[App and web page records]

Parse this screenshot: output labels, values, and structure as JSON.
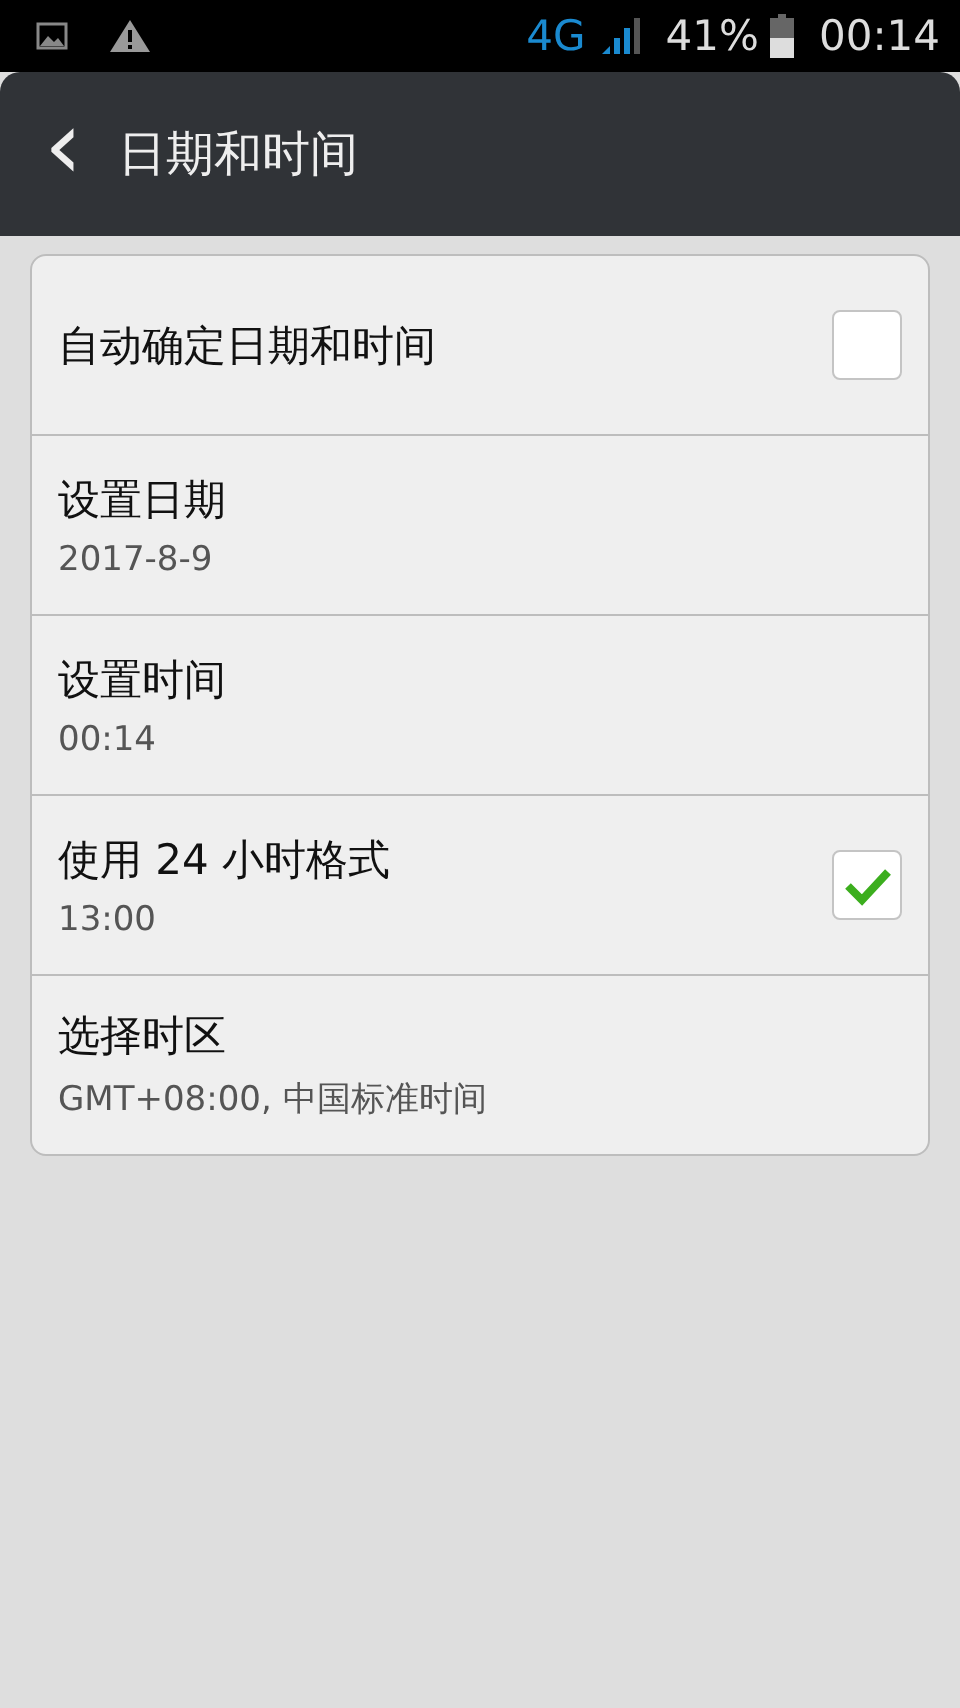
{
  "status_bar": {
    "network": "4G",
    "battery": "41%",
    "time": "00:14"
  },
  "header": {
    "back": "‹",
    "title": "日期和时间"
  },
  "settings": [
    {
      "kind": "checkbox",
      "title": "自动确定日期和时间",
      "checked": false
    },
    {
      "kind": "plain",
      "title": "设置日期",
      "summary": "2017-8-9"
    },
    {
      "kind": "plain",
      "title": "设置时间",
      "summary": "00:14"
    },
    {
      "kind": "checkbox",
      "title": "使用 24 小时格式",
      "summary": "13:00",
      "checked": true
    },
    {
      "kind": "plain",
      "title": "选择时区",
      "summary": "GMT+08:00, 中国标准时间"
    }
  ]
}
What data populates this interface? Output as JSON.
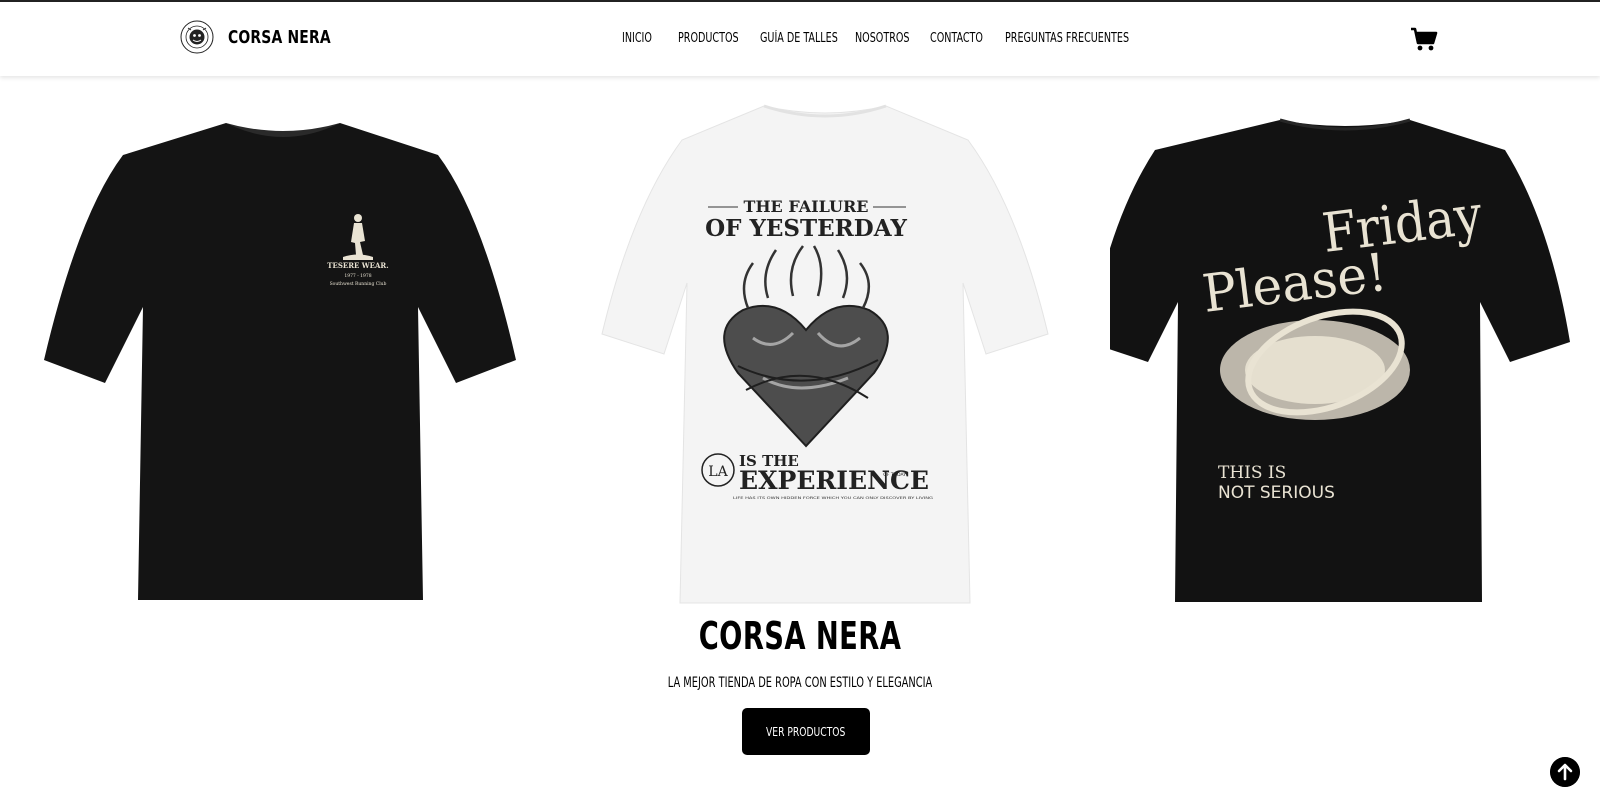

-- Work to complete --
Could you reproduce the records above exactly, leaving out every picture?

-- Response to this task --
Parse this screenshot: output labels, values, and structure as JSON.
{
  "status_bar": {
    "network": "4G",
    "battery": "41%",
    "time": "00:14"
  },
  "header": {
    "back": "‹",
    "title": "日期和时间"
  },
  "settings": [
    {
      "kind": "checkbox",
      "title": "自动确定日期和时间",
      "checked": false
    },
    {
      "kind": "plain",
      "title": "设置日期",
      "summary": "2017-8-9"
    },
    {
      "kind": "plain",
      "title": "设置时间",
      "summary": "00:14"
    },
    {
      "kind": "checkbox",
      "title": "使用 24 小时格式",
      "summary": "13:00",
      "checked": true
    },
    {
      "kind": "plain",
      "title": "选择时区",
      "summary": "GMT+08:00, 中国标准时间"
    }
  ]
}
What data populates this interface? Output as JSON.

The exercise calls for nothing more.